### Problem description
Output the listing below verbatim, without images.

### Records provided
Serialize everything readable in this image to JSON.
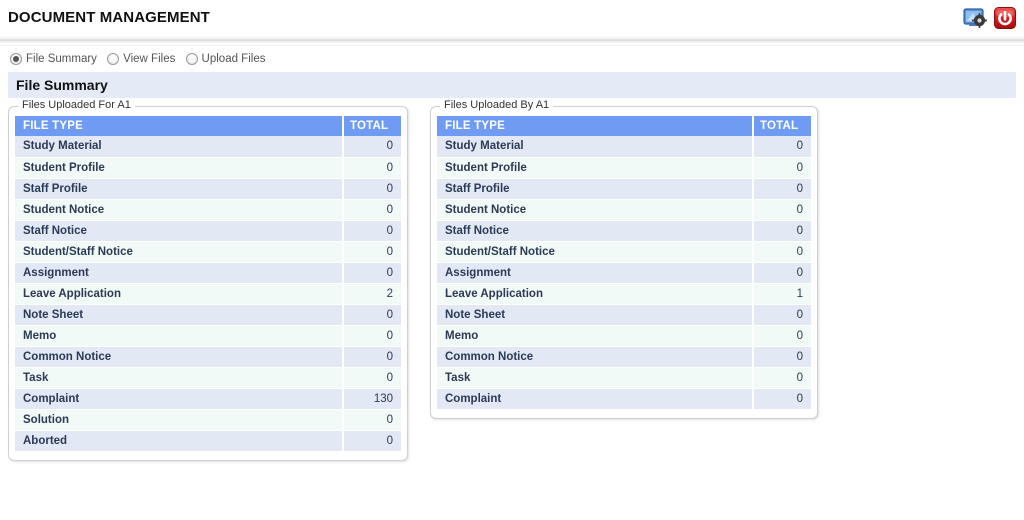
{
  "header": {
    "title": "DOCUMENT MANAGEMENT",
    "icons": [
      {
        "name": "display-settings-icon",
        "label": "Display Settings"
      },
      {
        "name": "power-logout-icon",
        "label": "Logout"
      }
    ]
  },
  "nav": {
    "options": [
      {
        "label": "File Summary",
        "selected": true
      },
      {
        "label": "View Files",
        "selected": false
      },
      {
        "label": "Upload Files",
        "selected": false
      }
    ]
  },
  "section": {
    "title": "File Summary"
  },
  "colors": {
    "table_header_blue": "#6f9cf2",
    "row_odd": "#e2e9f5",
    "row_even": "#f2faf7",
    "section_bar": "#e4eaf6",
    "power_red": "#d81f1f"
  },
  "panels": [
    {
      "legend": "Files Uploaded For A1",
      "columns": [
        "FILE TYPE",
        "TOTAL"
      ],
      "rows": [
        {
          "type": "Study Material",
          "total": "0"
        },
        {
          "type": "Student Profile",
          "total": "0"
        },
        {
          "type": "Staff Profile",
          "total": "0"
        },
        {
          "type": "Student Notice",
          "total": "0"
        },
        {
          "type": "Staff Notice",
          "total": "0"
        },
        {
          "type": "Student/Staff Notice",
          "total": "0"
        },
        {
          "type": "Assignment",
          "total": "0"
        },
        {
          "type": "Leave Application",
          "total": "2"
        },
        {
          "type": "Note Sheet",
          "total": "0"
        },
        {
          "type": "Memo",
          "total": "0"
        },
        {
          "type": "Common Notice",
          "total": "0"
        },
        {
          "type": "Task",
          "total": "0"
        },
        {
          "type": "Complaint",
          "total": "130"
        },
        {
          "type": "Solution",
          "total": "0"
        },
        {
          "type": "Aborted",
          "total": "0"
        }
      ]
    },
    {
      "legend": "Files Uploaded By A1",
      "columns": [
        "FILE TYPE",
        "TOTAL"
      ],
      "rows": [
        {
          "type": "Study Material",
          "total": "0"
        },
        {
          "type": "Student Profile",
          "total": "0"
        },
        {
          "type": "Staff Profile",
          "total": "0"
        },
        {
          "type": "Student Notice",
          "total": "0"
        },
        {
          "type": "Staff Notice",
          "total": "0"
        },
        {
          "type": "Student/Staff Notice",
          "total": "0"
        },
        {
          "type": "Assignment",
          "total": "0"
        },
        {
          "type": "Leave Application",
          "total": "1"
        },
        {
          "type": "Note Sheet",
          "total": "0"
        },
        {
          "type": "Memo",
          "total": "0"
        },
        {
          "type": "Common Notice",
          "total": "0"
        },
        {
          "type": "Task",
          "total": "0"
        },
        {
          "type": "Complaint",
          "total": "0"
        }
      ]
    }
  ]
}
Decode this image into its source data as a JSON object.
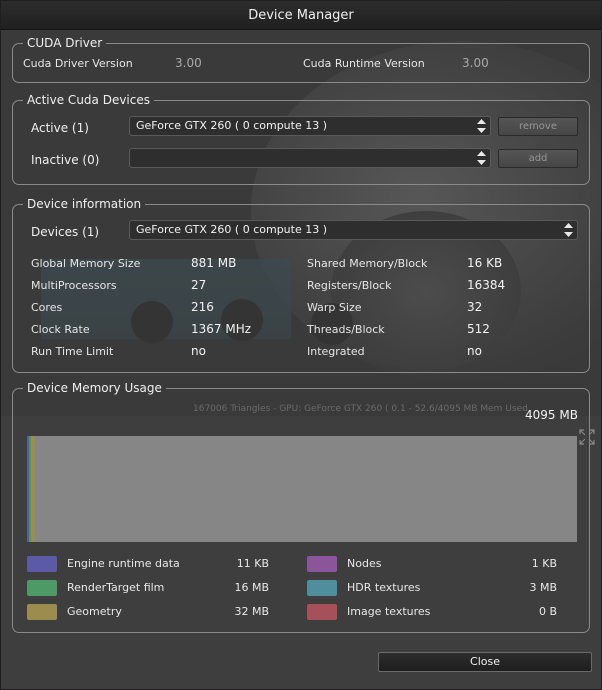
{
  "window": {
    "title": "Device Manager"
  },
  "cuda_driver": {
    "title": "CUDA Driver",
    "driver_version_label": "Cuda Driver Version",
    "driver_version": "3.00",
    "runtime_version_label": "Cuda Runtime Version",
    "runtime_version": "3.00"
  },
  "active_devices": {
    "title": "Active Cuda Devices",
    "active_label": "Active (1)",
    "active_selected": "GeForce GTX 260 ( 0 compute 13 )",
    "inactive_label": "Inactive (0)",
    "inactive_selected": "",
    "remove_label": "remove",
    "add_label": "add"
  },
  "device_info": {
    "title": "Device information",
    "devices_label": "Devices (1)",
    "devices_selected": "GeForce GTX 260 ( 0 compute 13 )",
    "left": [
      {
        "label": "Global Memory Size",
        "value": "881 MB"
      },
      {
        "label": "MultiProcessors",
        "value": "27"
      },
      {
        "label": "Cores",
        "value": "216"
      },
      {
        "label": "Clock Rate",
        "value": "1367 MHz"
      },
      {
        "label": "Run Time Limit",
        "value": "no"
      }
    ],
    "right": [
      {
        "label": "Shared Memory/Block",
        "value": "16 KB"
      },
      {
        "label": "Registers/Block",
        "value": "16384"
      },
      {
        "label": "Warp Size",
        "value": "32"
      },
      {
        "label": "Threads/Block",
        "value": "512"
      },
      {
        "label": "Integrated",
        "value": "no"
      }
    ]
  },
  "memory_usage": {
    "title": "Device Memory Usage",
    "total": "4095 MB",
    "background_status": "167006 Triangles - GPU: GeForce GTX 260 ( 0.1 - 52.6/4095 MB Mem Used",
    "bar_segments": [
      {
        "name": "Engine runtime data",
        "fraction": 2e-05,
        "color": "#5a5aa6"
      },
      {
        "name": "RenderTarget film",
        "fraction": 0.0039,
        "color": "#4d9a66"
      },
      {
        "name": "Geometry",
        "fraction": 0.0078,
        "color": "#9c8c4e"
      }
    ],
    "legend": [
      {
        "label": "Engine runtime data",
        "value": "11 KB",
        "color": "#5a5aa6"
      },
      {
        "label": "RenderTarget film",
        "value": "16 MB",
        "color": "#4d9a66"
      },
      {
        "label": "Geometry",
        "value": "32 MB",
        "color": "#9c8c4e"
      },
      {
        "label": "Nodes",
        "value": "1 KB",
        "color": "#8c549a"
      },
      {
        "label": "HDR textures",
        "value": "3 MB",
        "color": "#4f8e9c"
      },
      {
        "label": "Image textures",
        "value": "0 B",
        "color": "#a6515a"
      }
    ]
  },
  "footer": {
    "close_label": "Close"
  }
}
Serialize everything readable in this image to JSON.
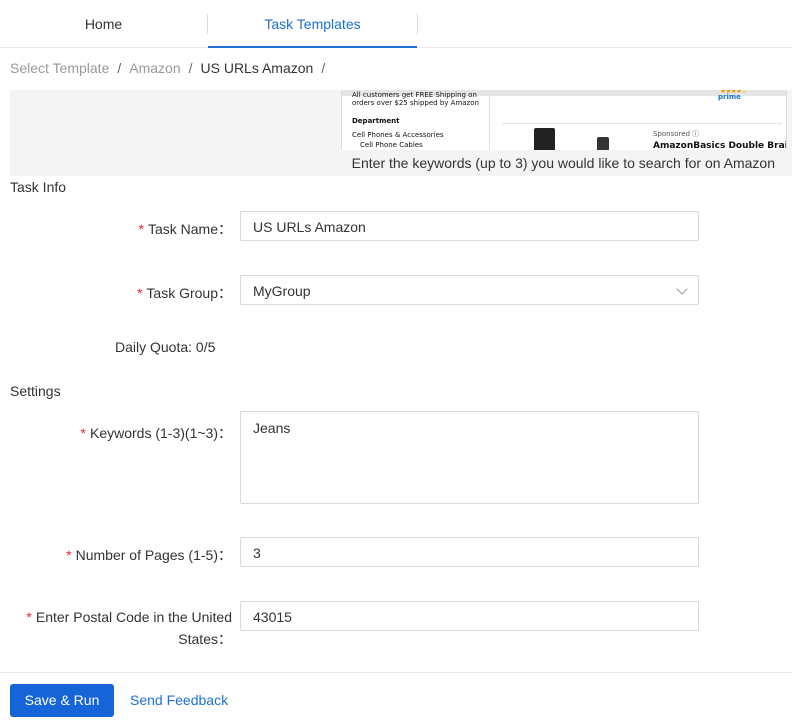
{
  "tabs": {
    "home": "Home",
    "templates": "Task Templates"
  },
  "breadcrumb": {
    "items": [
      "Select Template",
      "Amazon",
      "US URLs Amazon"
    ],
    "sep": "/"
  },
  "preview": {
    "line1": "All customers get FREE Shipping on",
    "line2": "orders over $25 shipped by Amazon",
    "dept": "Department",
    "cat1": "Cell Phones & Accessories",
    "cat2": "Cell Phone Cables",
    "prime": "prime",
    "stars": "★★★★☆",
    "sponsored": "Sponsored ⓘ",
    "product": "AmazonBasics Double Braided",
    "caption": "Enter the keywords (up to 3) you would like to search for on Amazon"
  },
  "task_info": {
    "title": "Task Info",
    "name_label": "Task Name",
    "name_value": "US URLs Amazon",
    "group_label": "Task Group",
    "group_value": "MyGroup",
    "quota": "Daily Quota: 0/5"
  },
  "settings": {
    "title": "Settings",
    "keywords_label": "Keywords (1-3)(1~3)",
    "keywords_value": "Jeans",
    "pages_label": "Number of Pages (1-5)",
    "pages_value": "3",
    "postal_label_1": "Enter Postal Code in the United",
    "postal_label_2": "States",
    "postal_value": "43015",
    "colon": "："
  },
  "footer": {
    "save_run": "Save & Run",
    "feedback": "Send Feedback"
  }
}
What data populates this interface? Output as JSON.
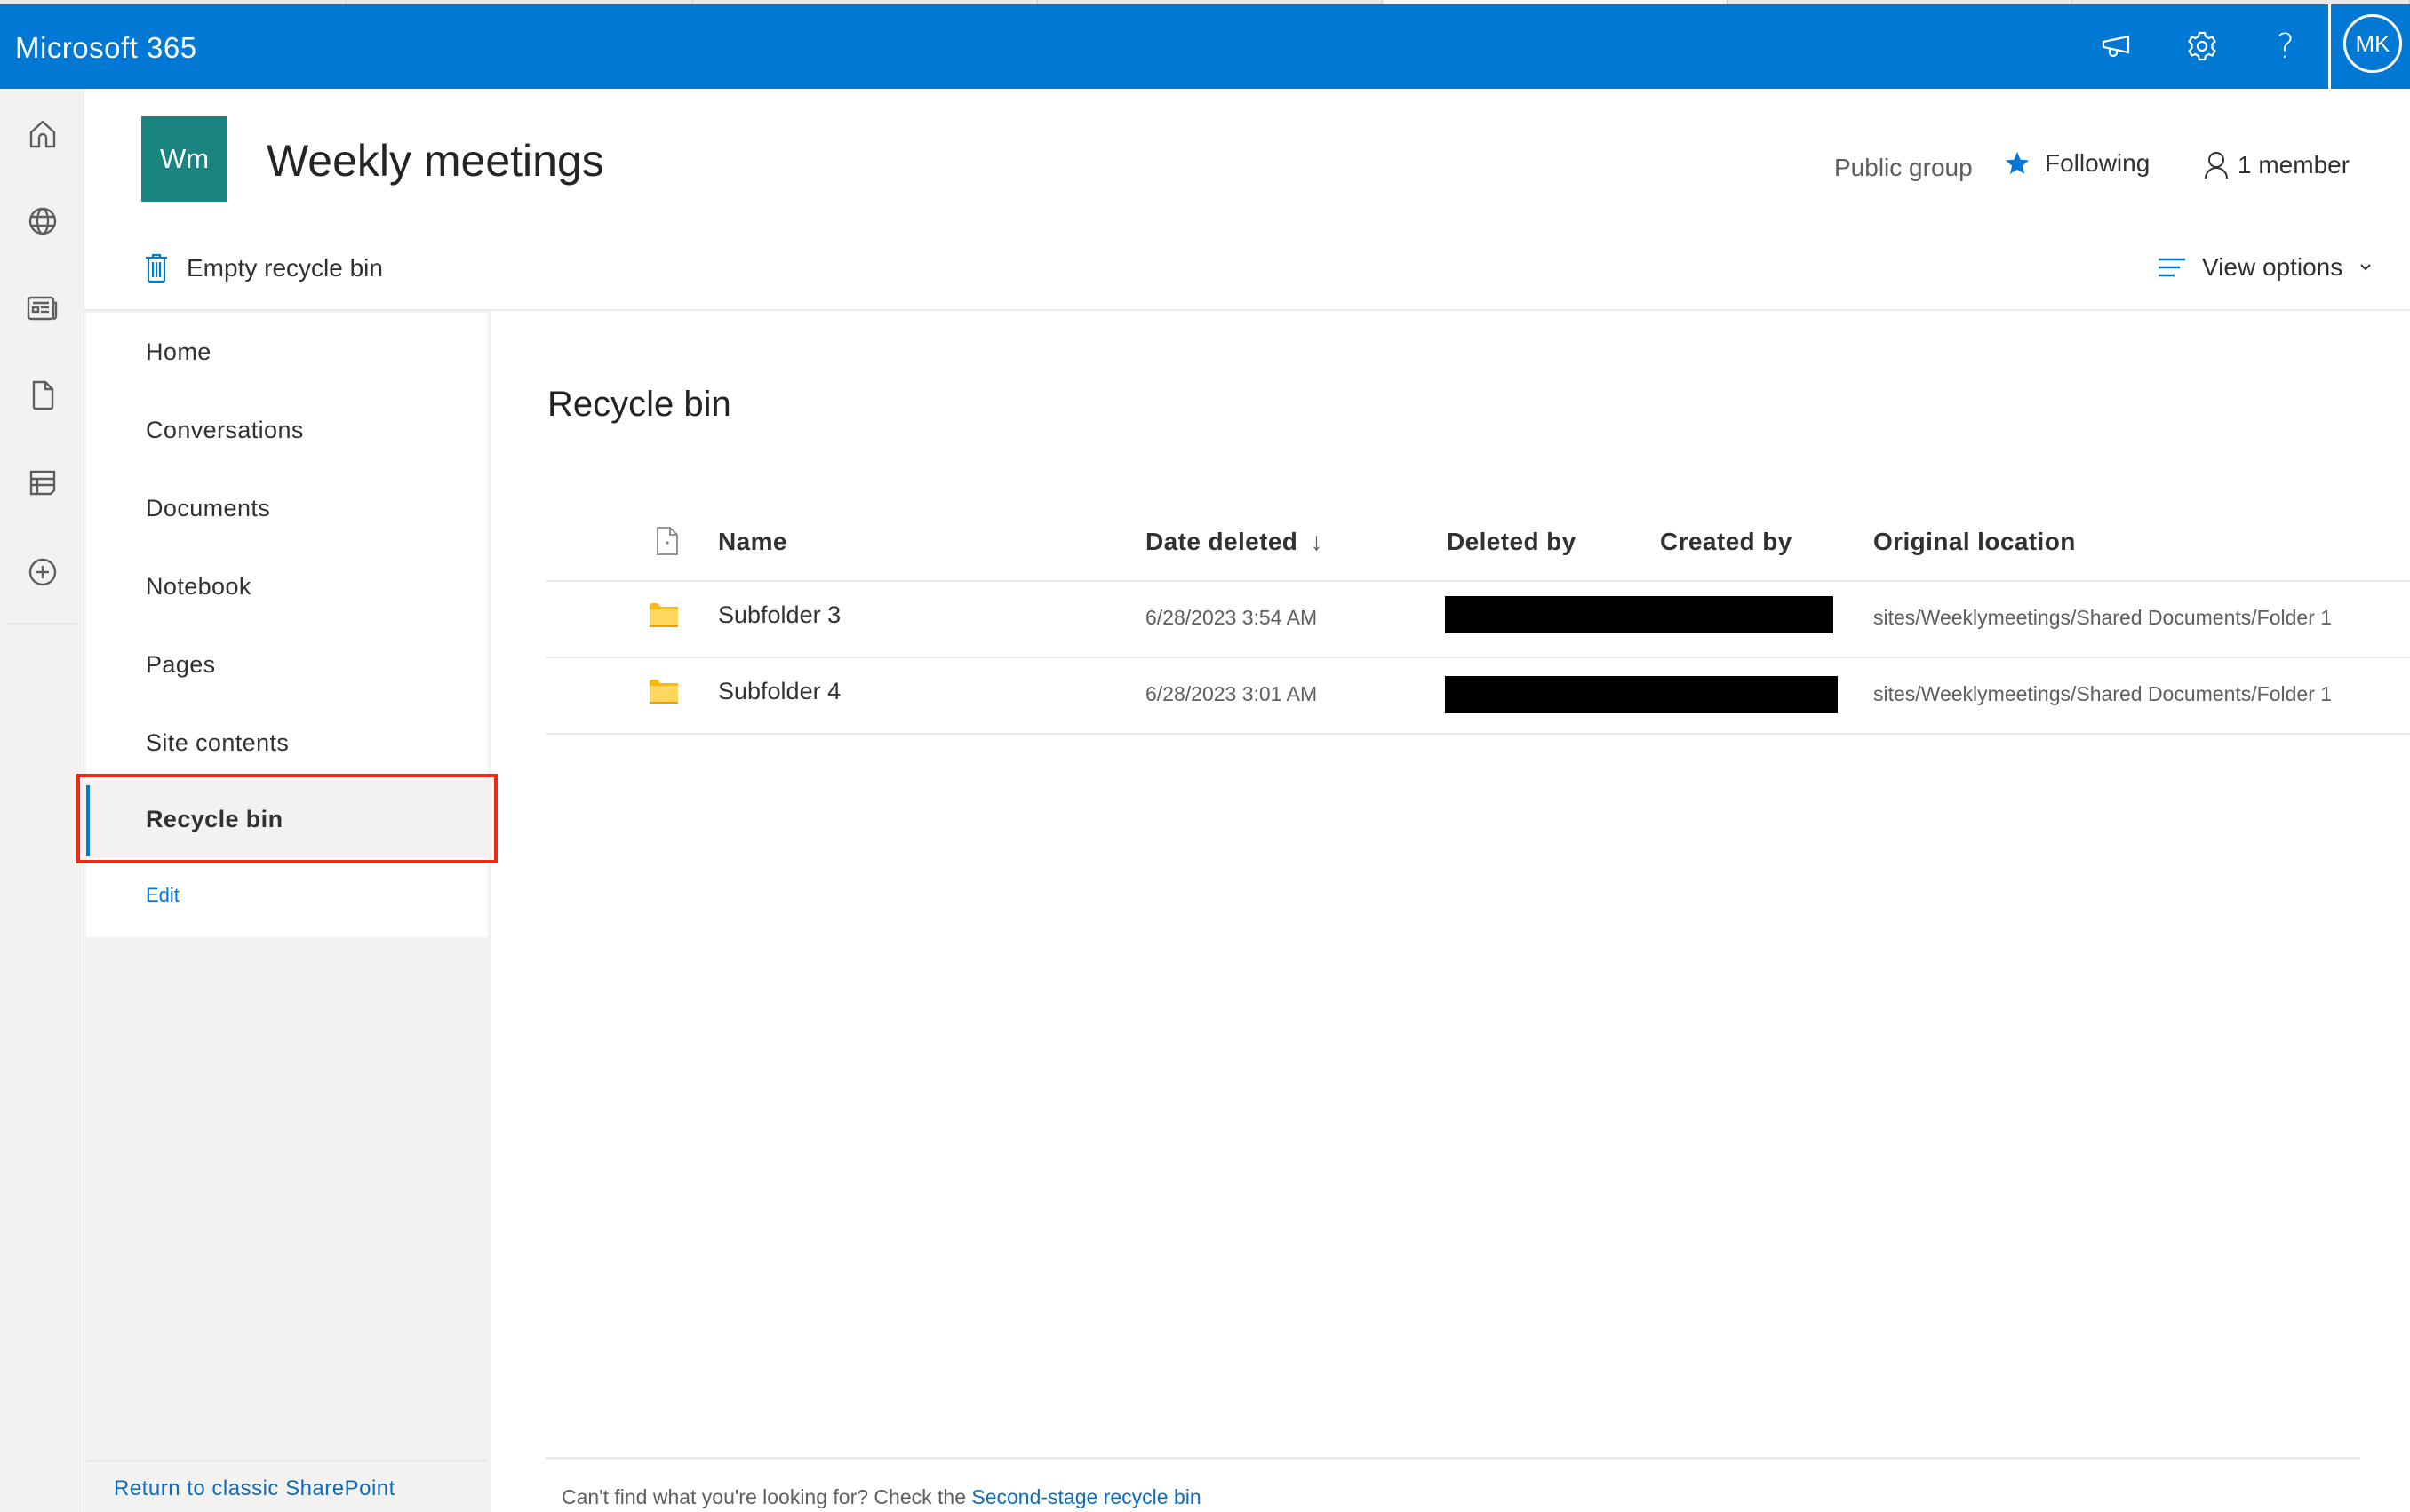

### Exercise response
Serialize everything readable in this image to JSON.
{
  "header": {
    "title": "DOCUMENT MANAGEMENT",
    "icons": [
      {
        "name": "display-settings-icon",
        "label": "Display Settings"
      },
      {
        "name": "power-logout-icon",
        "label": "Logout"
      }
    ]
  },
  "nav": {
    "options": [
      {
        "label": "File Summary",
        "selected": true
      },
      {
        "label": "View Files",
        "selected": false
      },
      {
        "label": "Upload Files",
        "selected": false
      }
    ]
  },
  "section": {
    "title": "File Summary"
  },
  "colors": {
    "table_header_blue": "#6f9cf2",
    "row_odd": "#e2e9f5",
    "row_even": "#f2faf7",
    "section_bar": "#e4eaf6",
    "power_red": "#d81f1f"
  },
  "panels": [
    {
      "legend": "Files Uploaded For A1",
      "columns": [
        "FILE TYPE",
        "TOTAL"
      ],
      "rows": [
        {
          "type": "Study Material",
          "total": "0"
        },
        {
          "type": "Student Profile",
          "total": "0"
        },
        {
          "type": "Staff Profile",
          "total": "0"
        },
        {
          "type": "Student Notice",
          "total": "0"
        },
        {
          "type": "Staff Notice",
          "total": "0"
        },
        {
          "type": "Student/Staff Notice",
          "total": "0"
        },
        {
          "type": "Assignment",
          "total": "0"
        },
        {
          "type": "Leave Application",
          "total": "2"
        },
        {
          "type": "Note Sheet",
          "total": "0"
        },
        {
          "type": "Memo",
          "total": "0"
        },
        {
          "type": "Common Notice",
          "total": "0"
        },
        {
          "type": "Task",
          "total": "0"
        },
        {
          "type": "Complaint",
          "total": "130"
        },
        {
          "type": "Solution",
          "total": "0"
        },
        {
          "type": "Aborted",
          "total": "0"
        }
      ]
    },
    {
      "legend": "Files Uploaded By A1",
      "columns": [
        "FILE TYPE",
        "TOTAL"
      ],
      "rows": [
        {
          "type": "Study Material",
          "total": "0"
        },
        {
          "type": "Student Profile",
          "total": "0"
        },
        {
          "type": "Staff Profile",
          "total": "0"
        },
        {
          "type": "Student Notice",
          "total": "0"
        },
        {
          "type": "Staff Notice",
          "total": "0"
        },
        {
          "type": "Student/Staff Notice",
          "total": "0"
        },
        {
          "type": "Assignment",
          "total": "0"
        },
        {
          "type": "Leave Application",
          "total": "1"
        },
        {
          "type": "Note Sheet",
          "total": "0"
        },
        {
          "type": "Memo",
          "total": "0"
        },
        {
          "type": "Common Notice",
          "total": "0"
        },
        {
          "type": "Task",
          "total": "0"
        },
        {
          "type": "Complaint",
          "total": "0"
        }
      ]
    }
  ]
}
Decode this image into its source data as a JSON object.
{
  "window": {
    "title": "Device Manager"
  },
  "cuda_driver": {
    "title": "CUDA Driver",
    "driver_version_label": "Cuda Driver Version",
    "driver_version": "3.00",
    "runtime_version_label": "Cuda Runtime Version",
    "runtime_version": "3.00"
  },
  "active_devices": {
    "title": "Active Cuda Devices",
    "active_label": "Active (1)",
    "active_selected": "GeForce GTX 260 ( 0 compute 13 )",
    "inactive_label": "Inactive (0)",
    "inactive_selected": "",
    "remove_label": "remove",
    "add_label": "add"
  },
  "device_info": {
    "title": "Device information",
    "devices_label": "Devices (1)",
    "devices_selected": "GeForce GTX 260 ( 0 compute 13 )",
    "left": [
      {
        "label": "Global Memory Size",
        "value": "881 MB"
      },
      {
        "label": "MultiProcessors",
        "value": "27"
      },
      {
        "label": "Cores",
        "value": "216"
      },
      {
        "label": "Clock Rate",
        "value": "1367 MHz"
      },
      {
        "label": "Run Time Limit",
        "value": "no"
      }
    ],
    "right": [
      {
        "label": "Shared Memory/Block",
        "value": "16 KB"
      },
      {
        "label": "Registers/Block",
        "value": "16384"
      },
      {
        "label": "Warp Size",
        "value": "32"
      },
      {
        "label": "Threads/Block",
        "value": "512"
      },
      {
        "label": "Integrated",
        "value": "no"
      }
    ]
  },
  "memory_usage": {
    "title": "Device Memory Usage",
    "total": "4095 MB",
    "background_status": "167006 Triangles - GPU: GeForce GTX 260 ( 0.1 - 52.6/4095 MB Mem Used",
    "bar_segments": [
      {
        "name": "Engine runtime data",
        "fraction": 2e-05,
        "color": "#5a5aa6"
      },
      {
        "name": "RenderTarget film",
        "fraction": 0.0039,
        "color": "#4d9a66"
      },
      {
        "name": "Geometry",
        "fraction": 0.0078,
        "color": "#9c8c4e"
      }
    ],
    "legend": [
      {
        "label": "Engine runtime data",
        "value": "11 KB",
        "color": "#5a5aa6"
      },
      {
        "label": "RenderTarget film",
        "value": "16 MB",
        "color": "#4d9a66"
      },
      {
        "label": "Geometry",
        "value": "32 MB",
        "color": "#9c8c4e"
      },
      {
        "label": "Nodes",
        "value": "1 KB",
        "color": "#8c549a"
      },
      {
        "label": "HDR textures",
        "value": "3 MB",
        "color": "#4f8e9c"
      },
      {
        "label": "Image textures",
        "value": "0 B",
        "color": "#a6515a"
      }
    ]
  },
  "footer": {
    "close_label": "Close"
  }
}
Serialize everything readable in this image to JSON.
{
  "tabs": {
    "home": "Home",
    "templates": "Task Templates"
  },
  "breadcrumb": {
    "items": [
      "Select Template",
      "Amazon",
      "US URLs Amazon"
    ],
    "sep": "/"
  },
  "preview": {
    "line1": "All customers get FREE Shipping on",
    "line2": "orders over $25 shipped by Amazon",
    "dept": "Department",
    "cat1": "Cell Phones & Accessories",
    "cat2": "Cell Phone Cables",
    "prime": "prime",
    "stars": "★★★★☆",
    "sponsored": "Sponsored ⓘ",
    "product": "AmazonBasics Double Braided",
    "caption": "Enter the keywords (up to 3) you would like to search for on Amazon"
  },
  "task_info": {
    "title": "Task Info",
    "name_label": "Task Name",
    "name_value": "US URLs Amazon",
    "group_label": "Task Group",
    "group_value": "MyGroup",
    "quota": "Daily Quota: 0/5"
  },
  "settings": {
    "title": "Settings",
    "keywords_label": "Keywords (1-3)(1~3)",
    "keywords_value": "Jeans",
    "pages_label": "Number of Pages (1-5)",
    "pages_value": "3",
    "postal_label_1": "Enter Postal Code in the United",
    "postal_label_2": "States",
    "postal_value": "43015",
    "colon": "："
  },
  "footer": {
    "save_run": "Save & Run",
    "feedback": "Send Feedback"
  }
}
What data populates this interface? Output as JSON.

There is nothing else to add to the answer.